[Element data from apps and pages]

* * *

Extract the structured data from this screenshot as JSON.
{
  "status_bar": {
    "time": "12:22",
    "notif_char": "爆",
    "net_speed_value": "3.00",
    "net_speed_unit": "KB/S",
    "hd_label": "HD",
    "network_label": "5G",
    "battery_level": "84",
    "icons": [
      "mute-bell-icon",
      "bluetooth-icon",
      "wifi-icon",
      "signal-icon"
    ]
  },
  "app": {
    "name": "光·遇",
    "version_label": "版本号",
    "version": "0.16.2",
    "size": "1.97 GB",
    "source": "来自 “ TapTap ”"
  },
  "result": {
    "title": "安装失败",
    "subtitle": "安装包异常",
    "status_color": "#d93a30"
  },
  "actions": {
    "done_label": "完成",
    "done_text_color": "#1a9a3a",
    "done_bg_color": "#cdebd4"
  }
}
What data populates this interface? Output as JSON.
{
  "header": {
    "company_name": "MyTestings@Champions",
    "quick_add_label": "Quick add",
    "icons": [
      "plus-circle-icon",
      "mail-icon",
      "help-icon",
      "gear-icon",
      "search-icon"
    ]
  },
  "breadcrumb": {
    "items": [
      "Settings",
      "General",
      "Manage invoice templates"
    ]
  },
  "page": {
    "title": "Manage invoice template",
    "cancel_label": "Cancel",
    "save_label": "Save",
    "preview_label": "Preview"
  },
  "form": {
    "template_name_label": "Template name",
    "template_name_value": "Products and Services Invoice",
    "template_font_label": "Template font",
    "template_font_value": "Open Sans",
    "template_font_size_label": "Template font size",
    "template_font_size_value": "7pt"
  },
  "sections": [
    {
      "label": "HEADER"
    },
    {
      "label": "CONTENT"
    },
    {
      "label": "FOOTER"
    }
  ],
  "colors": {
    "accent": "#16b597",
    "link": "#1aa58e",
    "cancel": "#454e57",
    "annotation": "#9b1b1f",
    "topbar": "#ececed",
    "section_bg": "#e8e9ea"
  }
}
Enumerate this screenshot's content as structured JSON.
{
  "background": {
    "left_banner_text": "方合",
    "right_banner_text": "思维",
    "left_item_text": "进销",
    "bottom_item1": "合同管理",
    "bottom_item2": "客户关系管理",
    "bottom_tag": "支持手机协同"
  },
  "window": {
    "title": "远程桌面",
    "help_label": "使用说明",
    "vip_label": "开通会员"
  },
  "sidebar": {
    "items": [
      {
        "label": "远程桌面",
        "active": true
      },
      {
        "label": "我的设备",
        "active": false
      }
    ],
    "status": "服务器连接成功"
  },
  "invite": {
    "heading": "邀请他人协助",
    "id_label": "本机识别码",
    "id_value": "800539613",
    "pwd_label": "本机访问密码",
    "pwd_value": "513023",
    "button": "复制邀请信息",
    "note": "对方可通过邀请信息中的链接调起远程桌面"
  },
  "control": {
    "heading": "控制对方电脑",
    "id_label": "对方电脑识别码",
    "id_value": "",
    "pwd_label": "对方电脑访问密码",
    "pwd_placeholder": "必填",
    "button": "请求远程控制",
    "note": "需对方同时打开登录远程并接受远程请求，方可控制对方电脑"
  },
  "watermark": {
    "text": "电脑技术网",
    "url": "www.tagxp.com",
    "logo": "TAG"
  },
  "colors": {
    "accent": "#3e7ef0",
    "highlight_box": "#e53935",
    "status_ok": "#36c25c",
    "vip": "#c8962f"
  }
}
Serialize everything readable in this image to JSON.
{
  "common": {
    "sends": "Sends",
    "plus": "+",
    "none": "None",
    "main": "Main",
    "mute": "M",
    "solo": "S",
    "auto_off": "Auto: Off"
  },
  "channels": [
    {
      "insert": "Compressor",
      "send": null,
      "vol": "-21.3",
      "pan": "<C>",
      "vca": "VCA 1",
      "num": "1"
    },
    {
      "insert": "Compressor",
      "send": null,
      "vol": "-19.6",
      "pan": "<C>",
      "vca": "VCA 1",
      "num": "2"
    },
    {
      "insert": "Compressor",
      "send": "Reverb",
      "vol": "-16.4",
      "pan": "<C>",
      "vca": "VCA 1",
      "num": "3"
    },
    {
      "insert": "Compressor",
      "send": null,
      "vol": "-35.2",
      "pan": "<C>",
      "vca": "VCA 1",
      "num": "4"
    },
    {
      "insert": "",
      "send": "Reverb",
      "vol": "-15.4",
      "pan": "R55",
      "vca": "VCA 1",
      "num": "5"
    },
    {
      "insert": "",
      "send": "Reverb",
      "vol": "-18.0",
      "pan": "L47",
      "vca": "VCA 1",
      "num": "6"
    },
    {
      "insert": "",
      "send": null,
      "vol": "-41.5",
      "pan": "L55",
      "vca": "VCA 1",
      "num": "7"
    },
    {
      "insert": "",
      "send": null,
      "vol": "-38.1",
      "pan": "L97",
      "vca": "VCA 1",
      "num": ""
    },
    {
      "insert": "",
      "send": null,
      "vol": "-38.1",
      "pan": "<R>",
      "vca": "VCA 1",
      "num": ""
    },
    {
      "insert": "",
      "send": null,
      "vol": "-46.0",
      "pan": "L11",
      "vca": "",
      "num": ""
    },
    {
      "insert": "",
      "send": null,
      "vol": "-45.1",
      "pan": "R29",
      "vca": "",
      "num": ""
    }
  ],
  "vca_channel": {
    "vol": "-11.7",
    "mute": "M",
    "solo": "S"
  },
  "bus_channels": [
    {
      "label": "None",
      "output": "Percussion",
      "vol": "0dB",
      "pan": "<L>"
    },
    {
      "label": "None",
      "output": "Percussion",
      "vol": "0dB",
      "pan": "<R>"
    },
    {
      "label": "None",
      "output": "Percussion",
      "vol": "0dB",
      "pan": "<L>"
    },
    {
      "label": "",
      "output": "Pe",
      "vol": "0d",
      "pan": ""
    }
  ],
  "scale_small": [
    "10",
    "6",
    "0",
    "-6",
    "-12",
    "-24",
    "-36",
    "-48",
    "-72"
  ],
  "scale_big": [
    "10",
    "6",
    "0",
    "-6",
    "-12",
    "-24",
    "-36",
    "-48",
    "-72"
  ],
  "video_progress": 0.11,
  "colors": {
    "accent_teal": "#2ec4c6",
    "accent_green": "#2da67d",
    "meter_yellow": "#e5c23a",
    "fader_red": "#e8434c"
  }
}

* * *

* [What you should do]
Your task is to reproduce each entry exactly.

* [Solved problem]
Extract the structured data from this screenshot as JSON.
{
  "status_bar": {
    "time": "12:22",
    "notif_char": "爆",
    "net_speed_value": "3.00",
    "net_speed_unit": "KB/S",
    "hd_label": "HD",
    "network_label": "5G",
    "battery_level": "84",
    "icons": [
      "mute-bell-icon",
      "bluetooth-icon",
      "wifi-icon",
      "signal-icon"
    ]
  },
  "app": {
    "name": "光·遇",
    "version_label": "版本号",
    "version": "0.16.2",
    "size": "1.97 GB",
    "source": "来自 “ TapTap ”"
  },
  "result": {
    "title": "安装失败",
    "subtitle": "安装包异常",
    "status_color": "#d93a30"
  },
  "actions": {
    "done_label": "完成",
    "done_text_color": "#1a9a3a",
    "done_bg_color": "#cdebd4"
  }
}
What data populates this interface? Output as JSON.
{
  "header": {
    "company_name": "MyTestings@Champions",
    "quick_add_label": "Quick add",
    "icons": [
      "plus-circle-icon",
      "mail-icon",
      "help-icon",
      "gear-icon",
      "search-icon"
    ]
  },
  "breadcrumb": {
    "items": [
      "Settings",
      "General",
      "Manage invoice templates"
    ]
  },
  "page": {
    "title": "Manage invoice template",
    "cancel_label": "Cancel",
    "save_label": "Save",
    "preview_label": "Preview"
  },
  "form": {
    "template_name_label": "Template name",
    "template_name_value": "Products and Services Invoice",
    "template_font_label": "Template font",
    "template_font_value": "Open Sans",
    "template_font_size_label": "Template font size",
    "template_font_size_value": "7pt"
  },
  "sections": [
    {
      "label": "HEADER"
    },
    {
      "label": "CONTENT"
    },
    {
      "label": "FOOTER"
    }
  ],
  "colors": {
    "accent": "#16b597",
    "link": "#1aa58e",
    "cancel": "#454e57",
    "annotation": "#9b1b1f",
    "topbar": "#ececed",
    "section_bg": "#e8e9ea"
  }
}
Enumerate this screenshot's content as structured JSON.
{
  "background": {
    "left_banner_text": "方合",
    "right_banner_text": "思维",
    "left_item_text": "进销",
    "bottom_item1": "合同管理",
    "bottom_item2": "客户关系管理",
    "bottom_tag": "支持手机协同"
  },
  "window": {
    "title": "远程桌面",
    "help_label": "使用说明",
    "vip_label": "开通会员"
  },
  "sidebar": {
    "items": [
      {
        "label": "远程桌面",
        "active": true
      },
      {
        "label": "我的设备",
        "active": false
      }
    ],
    "status": "服务器连接成功"
  },
  "invite": {
    "heading": "邀请他人协助",
    "id_label": "本机识别码",
    "id_value": "800539613",
    "pwd_label": "本机访问密码",
    "pwd_value": "513023",
    "button": "复制邀请信息",
    "note": "对方可通过邀请信息中的链接调起远程桌面"
  },
  "control": {
    "heading": "控制对方电脑",
    "id_label": "对方电脑识别码",
    "id_value": "",
    "pwd_label": "对方电脑访问密码",
    "pwd_placeholder": "必填",
    "button": "请求远程控制",
    "note": "需对方同时打开登录远程并接受远程请求，方可控制对方电脑"
  },
  "watermark": {
    "text": "电脑技术网",
    "url": "www.tagxp.com",
    "logo": "TAG"
  },
  "colors": {
    "accent": "#3e7ef0",
    "highlight_box": "#e53935",
    "status_ok": "#36c25c",
    "vip": "#c8962f"
  }
}
Serialize everything readable in this image to JSON.
{
  "common": {
    "sends": "Sends",
    "plus": "+",
    "none": "None",
    "main": "Main",
    "mute": "M",
    "solo": "S",
    "auto_off": "Auto: Off"
  },
  "channels": [
    {
      "insert": "Compressor",
      "send": null,
      "vol": "-21.3",
      "pan": "<C>",
      "vca": "VCA 1",
      "num": "1"
    },
    {
      "insert": "Compressor",
      "send": null,
      "vol": "-19.6",
      "pan": "<C>",
      "vca": "VCA 1",
      "num": "2"
    },
    {
      "insert": "Compressor",
      "send": "Reverb",
      "vol": "-16.4",
      "pan": "<C>",
      "vca": "VCA 1",
      "num": "3"
    },
    {
      "insert": "Compressor",
      "send": null,
      "vol": "-35.2",
      "pan": "<C>",
      "vca": "VCA 1",
      "num": "4"
    },
    {
      "insert": "",
      "send": "Reverb",
      "vol": "-15.4",
      "pan": "R55",
      "vca": "VCA 1",
      "num": "5"
    },
    {
      "insert": "",
      "send": "Reverb",
      "vol": "-18.0",
      "pan": "L47",
      "vca": "VCA 1",
      "num": "6"
    },
    {
      "insert": "",
      "send": null,
      "vol": "-41.5",
      "pan": "L55",
      "vca": "VCA 1",
      "num": "7"
    },
    {
      "insert": "",
      "send": null,
      "vol": "-38.1",
      "pan": "L97",
      "vca": "VCA 1",
      "num": ""
    },
    {
      "insert": "",
      "send": null,
      "vol": "-38.1",
      "pan": "<R>",
      "vca": "VCA 1",
      "num": ""
    },
    {
      "insert": "",
      "send": null,
      "vol": "-46.0",
      "pan": "L11",
      "vca": "",
      "num": ""
    },
    {
      "insert": "",
      "send": null,
      "vol": "-45.1",
      "pan": "R29",
      "vca": "",
      "num": ""
    }
  ],
  "vca_channel": {
    "vol": "-11.7",
    "mute": "M",
    "solo": "S"
  },
  "bus_channels": [
    {
      "label": "None",
      "output": "Percussion",
      "vol": "0dB",
      "pan": "<L>"
    },
    {
      "label": "None",
      "output": "Percussion",
      "vol": "0dB",
      "pan": "<R>"
    },
    {
      "label": "None",
      "output": "Percussion",
      "vol": "0dB",
      "pan": "<L>"
    },
    {
      "label": "",
      "output": "Pe",
      "vol": "0d",
      "pan": ""
    }
  ],
  "scale_small": [
    "10",
    "6",
    "0",
    "-6",
    "-12",
    "-24",
    "-36",
    "-48",
    "-72"
  ],
  "scale_big": [
    "10",
    "6",
    "0",
    "-6",
    "-12",
    "-24",
    "-36",
    "-48",
    "-72"
  ],
  "video_progress": 0.11,
  "colors": {
    "accent_teal": "#2ec4c6",
    "accent_green": "#2da67d",
    "meter_yellow": "#e5c23a",
    "fader_red": "#e8434c"
  }
}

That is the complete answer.